Brent crude was trading at $59.77 a barrel on 26 October, a week-on-week increase of just 1.7 per cent. The relative price stability is expected to continue at least over the short term. ‘November should be less affected as logistical disruptions subside. Global demand growth has been revised down by 90,000 barrels a day [b/d] for 2005, but should rebound to 1.75 million b/d in 2006,’ Paris-based International Energy Agency said in its latest oil market report.
With winter approaching, the main concern continues to be on product, rather than crude, supply.

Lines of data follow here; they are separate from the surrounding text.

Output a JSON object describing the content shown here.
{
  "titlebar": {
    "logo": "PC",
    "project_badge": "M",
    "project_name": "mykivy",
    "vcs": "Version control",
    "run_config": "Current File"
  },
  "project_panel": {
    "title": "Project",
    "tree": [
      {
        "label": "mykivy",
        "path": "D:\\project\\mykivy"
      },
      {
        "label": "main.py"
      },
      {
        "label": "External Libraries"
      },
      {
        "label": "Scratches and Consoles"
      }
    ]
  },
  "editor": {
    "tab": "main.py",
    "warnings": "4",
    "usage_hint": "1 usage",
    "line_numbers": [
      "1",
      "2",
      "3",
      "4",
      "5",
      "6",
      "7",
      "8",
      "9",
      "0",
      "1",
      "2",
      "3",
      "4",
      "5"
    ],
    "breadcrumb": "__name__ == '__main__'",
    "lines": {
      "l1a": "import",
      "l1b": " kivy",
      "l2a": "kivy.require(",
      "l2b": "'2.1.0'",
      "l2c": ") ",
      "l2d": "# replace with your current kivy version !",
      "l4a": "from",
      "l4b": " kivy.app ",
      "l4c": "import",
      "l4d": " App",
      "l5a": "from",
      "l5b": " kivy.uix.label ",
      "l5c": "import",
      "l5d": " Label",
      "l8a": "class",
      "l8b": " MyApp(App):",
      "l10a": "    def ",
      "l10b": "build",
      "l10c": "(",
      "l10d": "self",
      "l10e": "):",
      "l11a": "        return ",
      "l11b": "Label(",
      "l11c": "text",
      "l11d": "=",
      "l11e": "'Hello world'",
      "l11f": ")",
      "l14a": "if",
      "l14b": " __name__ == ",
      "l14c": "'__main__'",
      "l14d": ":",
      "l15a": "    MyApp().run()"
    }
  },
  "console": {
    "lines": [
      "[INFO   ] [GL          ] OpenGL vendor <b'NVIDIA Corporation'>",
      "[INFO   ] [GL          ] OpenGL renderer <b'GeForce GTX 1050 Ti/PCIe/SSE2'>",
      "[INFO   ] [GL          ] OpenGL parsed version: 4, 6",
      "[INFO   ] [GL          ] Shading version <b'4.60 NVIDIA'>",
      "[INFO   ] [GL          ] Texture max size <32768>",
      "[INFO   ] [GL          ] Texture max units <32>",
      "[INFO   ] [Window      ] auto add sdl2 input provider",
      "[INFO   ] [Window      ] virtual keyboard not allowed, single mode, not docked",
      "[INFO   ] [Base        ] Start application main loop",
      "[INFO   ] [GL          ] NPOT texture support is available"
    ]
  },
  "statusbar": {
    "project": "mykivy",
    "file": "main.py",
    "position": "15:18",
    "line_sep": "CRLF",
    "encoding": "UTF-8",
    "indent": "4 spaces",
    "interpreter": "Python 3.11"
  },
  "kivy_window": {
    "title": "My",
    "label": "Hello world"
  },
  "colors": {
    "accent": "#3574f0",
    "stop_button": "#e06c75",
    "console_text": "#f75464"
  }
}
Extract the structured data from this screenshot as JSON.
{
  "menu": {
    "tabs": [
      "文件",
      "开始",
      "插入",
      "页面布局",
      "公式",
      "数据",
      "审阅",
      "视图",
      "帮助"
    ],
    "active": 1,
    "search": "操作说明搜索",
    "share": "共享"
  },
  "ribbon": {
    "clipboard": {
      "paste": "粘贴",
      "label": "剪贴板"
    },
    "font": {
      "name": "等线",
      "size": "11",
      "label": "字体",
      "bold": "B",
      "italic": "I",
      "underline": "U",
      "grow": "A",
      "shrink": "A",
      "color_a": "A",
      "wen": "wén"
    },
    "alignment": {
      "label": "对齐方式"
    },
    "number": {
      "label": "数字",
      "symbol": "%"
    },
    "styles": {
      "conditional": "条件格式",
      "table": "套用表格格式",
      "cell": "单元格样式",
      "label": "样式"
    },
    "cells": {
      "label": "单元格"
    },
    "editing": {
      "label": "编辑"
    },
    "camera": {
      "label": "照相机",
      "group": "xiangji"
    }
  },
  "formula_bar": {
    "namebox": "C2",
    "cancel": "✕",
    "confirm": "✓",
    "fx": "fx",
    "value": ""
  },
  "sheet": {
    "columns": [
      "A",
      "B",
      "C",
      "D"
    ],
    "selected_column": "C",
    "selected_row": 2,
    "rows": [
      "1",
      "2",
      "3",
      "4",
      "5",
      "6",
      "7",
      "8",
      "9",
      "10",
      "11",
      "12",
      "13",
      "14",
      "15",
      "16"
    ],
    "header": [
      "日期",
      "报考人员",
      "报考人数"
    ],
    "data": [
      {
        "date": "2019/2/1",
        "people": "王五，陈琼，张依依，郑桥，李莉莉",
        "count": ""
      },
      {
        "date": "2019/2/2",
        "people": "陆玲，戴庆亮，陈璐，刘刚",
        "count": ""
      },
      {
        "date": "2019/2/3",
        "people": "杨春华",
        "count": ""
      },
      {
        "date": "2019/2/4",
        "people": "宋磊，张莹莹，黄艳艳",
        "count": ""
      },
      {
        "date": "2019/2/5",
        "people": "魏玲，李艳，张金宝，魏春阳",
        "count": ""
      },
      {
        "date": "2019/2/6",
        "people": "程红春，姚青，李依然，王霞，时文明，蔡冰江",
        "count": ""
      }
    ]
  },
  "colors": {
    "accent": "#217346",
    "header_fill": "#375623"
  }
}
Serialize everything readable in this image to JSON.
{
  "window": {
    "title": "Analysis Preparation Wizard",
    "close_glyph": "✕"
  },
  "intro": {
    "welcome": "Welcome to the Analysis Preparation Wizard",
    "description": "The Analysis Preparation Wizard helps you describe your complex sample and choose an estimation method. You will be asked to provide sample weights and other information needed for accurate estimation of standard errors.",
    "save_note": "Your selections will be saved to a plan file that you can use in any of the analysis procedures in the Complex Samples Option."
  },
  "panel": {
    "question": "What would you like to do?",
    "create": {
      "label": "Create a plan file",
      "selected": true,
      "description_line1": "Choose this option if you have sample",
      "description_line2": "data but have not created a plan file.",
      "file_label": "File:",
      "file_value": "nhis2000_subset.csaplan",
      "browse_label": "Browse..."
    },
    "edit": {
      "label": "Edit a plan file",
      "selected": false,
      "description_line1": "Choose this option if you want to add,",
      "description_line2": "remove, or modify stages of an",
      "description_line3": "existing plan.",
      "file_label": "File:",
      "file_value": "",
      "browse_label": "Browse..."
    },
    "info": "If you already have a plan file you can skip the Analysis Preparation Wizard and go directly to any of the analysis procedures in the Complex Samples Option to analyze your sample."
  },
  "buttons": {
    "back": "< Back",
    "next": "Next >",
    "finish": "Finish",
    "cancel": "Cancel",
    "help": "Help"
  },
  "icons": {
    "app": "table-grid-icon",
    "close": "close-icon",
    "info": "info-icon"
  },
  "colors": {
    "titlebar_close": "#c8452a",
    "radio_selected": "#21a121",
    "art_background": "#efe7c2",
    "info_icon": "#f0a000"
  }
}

‘The market appears relatively bearish, as there is ample supply of crude. Inventories are at comfortable levels and the outage of 14 per cent of US refining capacity should reduce demand requirements,’ says the OPEC’s October oil market report. ‘However, with the tight supply and demand balance on the product side, the market is likely to continue to be led by products. As the market remains sensitive to refinery outages, any unplanned shutdown or unexpected improvement in demand throughout the winter could push prices up.’
US inventory data released on 26 October confirmed the point. Crude supplies rose to 316.4 million barrels, 12.3 per cent up year on year.
However, gasoline supplies, although rising marginally during the week, remain 3.9 per cent lower than a year previously.